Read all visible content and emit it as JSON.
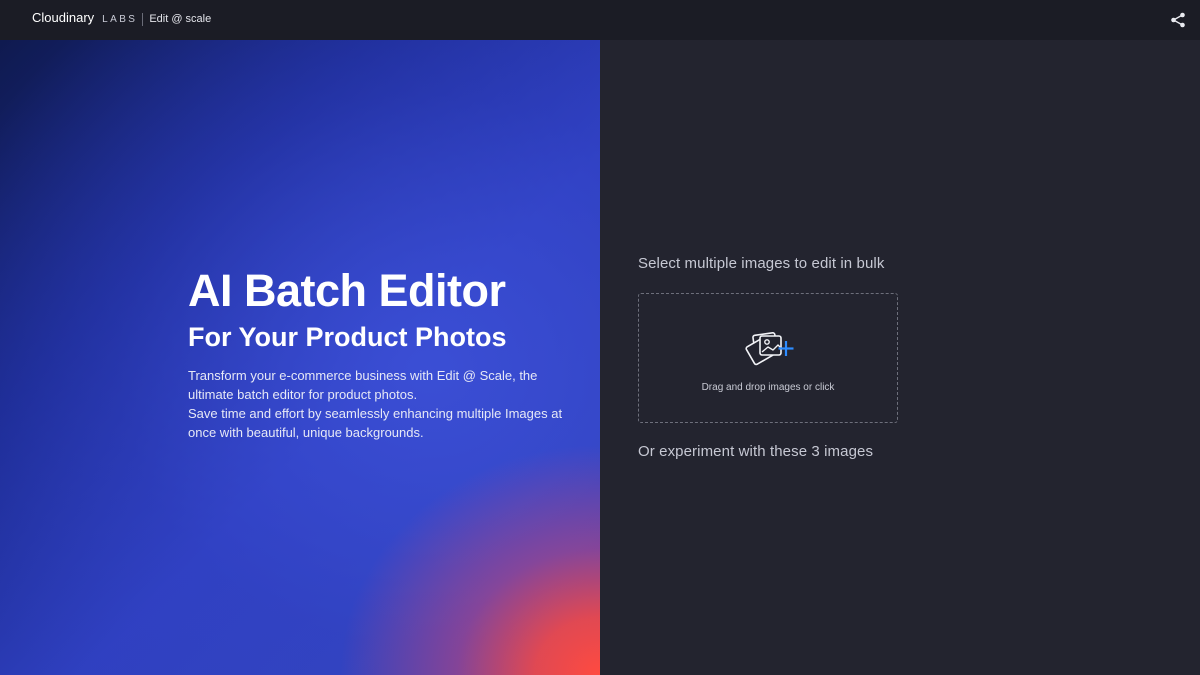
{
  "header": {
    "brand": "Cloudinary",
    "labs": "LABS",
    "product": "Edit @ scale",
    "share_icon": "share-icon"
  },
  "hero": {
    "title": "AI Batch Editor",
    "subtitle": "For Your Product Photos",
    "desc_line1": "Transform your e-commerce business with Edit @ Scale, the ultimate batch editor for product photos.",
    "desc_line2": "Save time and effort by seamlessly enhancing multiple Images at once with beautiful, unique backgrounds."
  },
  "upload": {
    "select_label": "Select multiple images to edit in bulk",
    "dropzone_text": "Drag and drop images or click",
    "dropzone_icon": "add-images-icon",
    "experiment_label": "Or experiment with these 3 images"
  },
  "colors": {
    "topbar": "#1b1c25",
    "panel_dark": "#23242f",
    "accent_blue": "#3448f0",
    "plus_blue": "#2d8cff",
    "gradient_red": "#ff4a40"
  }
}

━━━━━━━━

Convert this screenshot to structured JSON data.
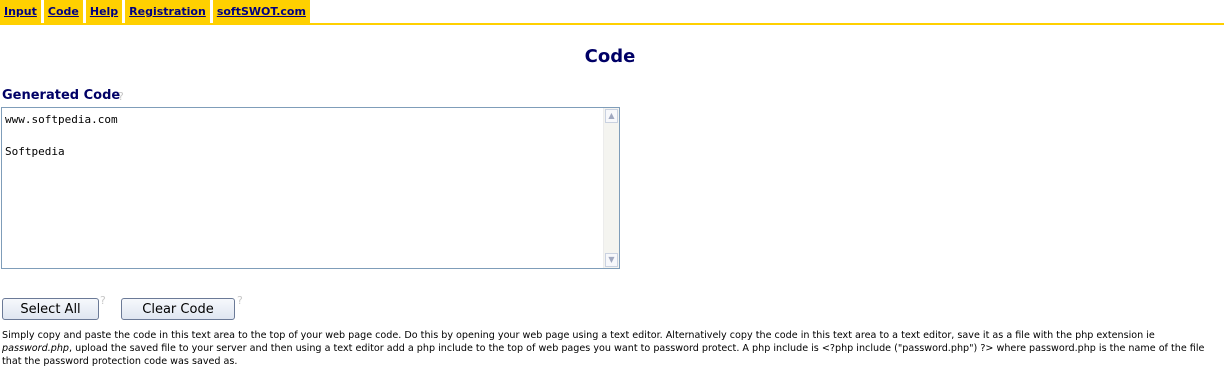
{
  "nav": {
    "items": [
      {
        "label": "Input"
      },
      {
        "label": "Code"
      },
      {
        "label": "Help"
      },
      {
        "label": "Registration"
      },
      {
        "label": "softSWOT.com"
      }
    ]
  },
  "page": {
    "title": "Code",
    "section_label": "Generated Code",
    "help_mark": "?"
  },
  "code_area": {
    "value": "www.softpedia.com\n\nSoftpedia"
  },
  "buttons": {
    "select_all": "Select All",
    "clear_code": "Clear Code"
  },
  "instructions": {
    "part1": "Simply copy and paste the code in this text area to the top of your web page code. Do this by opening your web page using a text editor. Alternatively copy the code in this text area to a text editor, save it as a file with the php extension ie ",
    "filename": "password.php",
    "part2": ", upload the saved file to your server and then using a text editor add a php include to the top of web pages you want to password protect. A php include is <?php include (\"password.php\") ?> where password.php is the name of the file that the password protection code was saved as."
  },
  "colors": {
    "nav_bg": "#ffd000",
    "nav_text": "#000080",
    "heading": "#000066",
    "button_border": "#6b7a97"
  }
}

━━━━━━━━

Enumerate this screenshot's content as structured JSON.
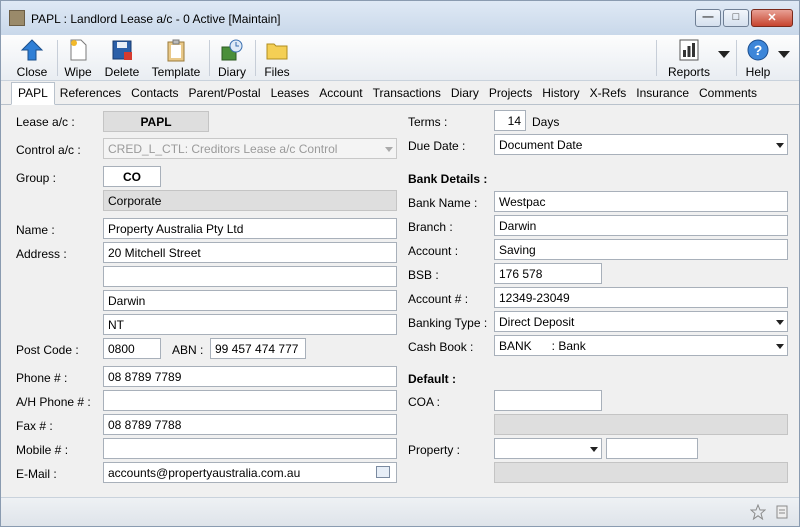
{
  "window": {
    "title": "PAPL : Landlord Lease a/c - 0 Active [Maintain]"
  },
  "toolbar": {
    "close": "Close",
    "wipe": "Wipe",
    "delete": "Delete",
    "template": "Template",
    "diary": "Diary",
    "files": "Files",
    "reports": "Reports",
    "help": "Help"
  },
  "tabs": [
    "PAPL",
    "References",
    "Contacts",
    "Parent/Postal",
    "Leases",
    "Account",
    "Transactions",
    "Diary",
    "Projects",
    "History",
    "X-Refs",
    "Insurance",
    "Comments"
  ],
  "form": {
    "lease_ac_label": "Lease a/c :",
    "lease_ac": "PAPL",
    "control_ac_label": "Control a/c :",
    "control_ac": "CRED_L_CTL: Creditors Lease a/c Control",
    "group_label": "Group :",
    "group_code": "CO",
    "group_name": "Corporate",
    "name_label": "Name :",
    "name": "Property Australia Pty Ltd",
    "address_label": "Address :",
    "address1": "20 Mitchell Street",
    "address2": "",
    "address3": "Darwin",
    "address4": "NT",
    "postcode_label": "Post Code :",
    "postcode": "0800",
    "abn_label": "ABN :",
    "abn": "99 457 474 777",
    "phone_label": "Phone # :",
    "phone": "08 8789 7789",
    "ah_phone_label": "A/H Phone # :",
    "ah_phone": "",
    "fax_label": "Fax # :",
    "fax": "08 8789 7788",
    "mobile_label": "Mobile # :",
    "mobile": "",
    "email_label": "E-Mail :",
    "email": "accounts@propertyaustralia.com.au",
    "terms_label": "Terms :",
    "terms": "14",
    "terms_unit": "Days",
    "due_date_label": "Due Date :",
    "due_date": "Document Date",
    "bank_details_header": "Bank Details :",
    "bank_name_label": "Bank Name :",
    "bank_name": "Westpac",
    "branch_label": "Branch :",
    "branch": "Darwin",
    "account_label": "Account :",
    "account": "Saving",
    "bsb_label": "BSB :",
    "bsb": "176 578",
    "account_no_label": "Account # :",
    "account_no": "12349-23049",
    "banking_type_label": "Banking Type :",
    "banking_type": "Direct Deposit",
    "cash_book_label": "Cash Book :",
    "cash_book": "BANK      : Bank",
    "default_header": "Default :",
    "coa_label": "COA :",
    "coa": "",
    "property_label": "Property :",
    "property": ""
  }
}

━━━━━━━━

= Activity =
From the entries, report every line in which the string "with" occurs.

= Response area =
    "desc_line1": "Transform your e-commerce business with Edit @ Scale, the ultimate batch editor for product photos.",
    "desc_line2": "Save time and effort by seamlessly enhancing multiple Images at once with beautiful, unique backgrounds."
    "experiment_label": "Or experiment with these 3 images"
    "part1": "Simply copy and paste the code in this text area to the top of your web page code. Do this by opening your web page using a text editor. Alternatively copy the code in this text area to a text editor, save it as a file with the php extension ie ",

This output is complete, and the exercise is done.